-- Task requirements --
The entries are to be repeated in full, without any change.

(Dataset rows for apps and sites)
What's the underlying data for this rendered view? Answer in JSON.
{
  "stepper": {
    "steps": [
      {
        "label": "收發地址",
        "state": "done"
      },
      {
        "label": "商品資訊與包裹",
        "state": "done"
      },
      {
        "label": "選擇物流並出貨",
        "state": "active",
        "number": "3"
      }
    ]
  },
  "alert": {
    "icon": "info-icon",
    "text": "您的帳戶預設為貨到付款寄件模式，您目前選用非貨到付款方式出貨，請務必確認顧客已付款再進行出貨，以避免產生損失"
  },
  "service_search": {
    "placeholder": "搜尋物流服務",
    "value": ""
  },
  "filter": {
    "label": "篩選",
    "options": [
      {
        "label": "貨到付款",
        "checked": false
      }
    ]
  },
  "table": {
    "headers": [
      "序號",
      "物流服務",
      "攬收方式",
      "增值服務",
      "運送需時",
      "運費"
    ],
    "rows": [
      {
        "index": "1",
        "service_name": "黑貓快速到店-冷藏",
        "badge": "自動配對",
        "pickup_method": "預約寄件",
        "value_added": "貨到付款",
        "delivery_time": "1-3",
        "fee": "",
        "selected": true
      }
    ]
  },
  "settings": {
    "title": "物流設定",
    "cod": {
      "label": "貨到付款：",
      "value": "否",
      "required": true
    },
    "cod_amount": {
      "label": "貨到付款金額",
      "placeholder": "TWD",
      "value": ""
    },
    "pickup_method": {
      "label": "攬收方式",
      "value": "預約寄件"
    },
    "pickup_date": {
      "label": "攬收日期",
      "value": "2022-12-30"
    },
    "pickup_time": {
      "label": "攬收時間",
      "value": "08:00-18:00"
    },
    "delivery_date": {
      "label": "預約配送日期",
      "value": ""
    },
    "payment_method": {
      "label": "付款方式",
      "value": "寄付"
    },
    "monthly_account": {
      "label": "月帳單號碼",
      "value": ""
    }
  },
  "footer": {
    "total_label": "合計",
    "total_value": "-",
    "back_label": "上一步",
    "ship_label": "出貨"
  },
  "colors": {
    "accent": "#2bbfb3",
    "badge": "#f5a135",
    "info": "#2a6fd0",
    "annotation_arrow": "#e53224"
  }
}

-- Response to this task --
What's the underlying data for this rendered view? Answer in JSON.
{
  "stepper": {
    "steps": [
      {
        "label": "收發地址",
        "state": "done"
      },
      {
        "label": "商品資訊與包裹",
        "state": "done"
      },
      {
        "label": "選擇物流並出貨",
        "state": "active",
        "number": "3"
      }
    ]
  },
  "alert": {
    "icon": "info-icon",
    "text": "您的帳戶預設為貨到付款寄件模式，您目前選用非貨到付款方式出貨，請務必確認顧客已付款再進行出貨，以避免產生損失"
  },
  "service_search": {
    "placeholder": "搜尋物流服務",
    "value": ""
  },
  "filter": {
    "label": "篩選",
    "options": [
      {
        "label": "貨到付款",
        "checked": false
      }
    ]
  },
  "table": {
    "headers": [
      "序號",
      "物流服務",
      "攬收方式",
      "增值服務",
      "運送需時",
      "運費"
    ],
    "rows": [
      {
        "index": "1",
        "service_name": "黑貓快速到店-冷藏",
        "badge": "自動配對",
        "pickup_method": "預約寄件",
        "value_added": "貨到付款",
        "delivery_time": "1-3",
        "fee": "",
        "selected": true
      }
    ]
  },
  "settings": {
    "title": "物流設定",
    "cod": {
      "label": "貨到付款：",
      "value": "否",
      "required": true
    },
    "cod_amount": {
      "label": "貨到付款金額",
      "placeholder": "TWD",
      "value": ""
    },
    "pickup_method": {
      "label": "攬收方式",
      "value": "預約寄件"
    },
    "pickup_date": {
      "label": "攬收日期",
      "value": "2022-12-30"
    },
    "pickup_time": {
      "label": "攬收時間",
      "value": "08:00-18:00"
    },
    "delivery_date": {
      "label": "預約配送日期",
      "value": ""
    },
    "payment_method": {
      "label": "付款方式",
      "value": "寄付"
    },
    "monthly_account": {
      "label": "月帳單號碼",
      "value": ""
    }
  },
  "footer": {
    "total_label": "合計",
    "total_value": "-",
    "back_label": "上一步",
    "ship_label": "出貨"
  },
  "colors": {
    "accent": "#2bbfb3",
    "badge": "#f5a135",
    "info": "#2a6fd0",
    "annotation_arrow": "#e53224"
  }
}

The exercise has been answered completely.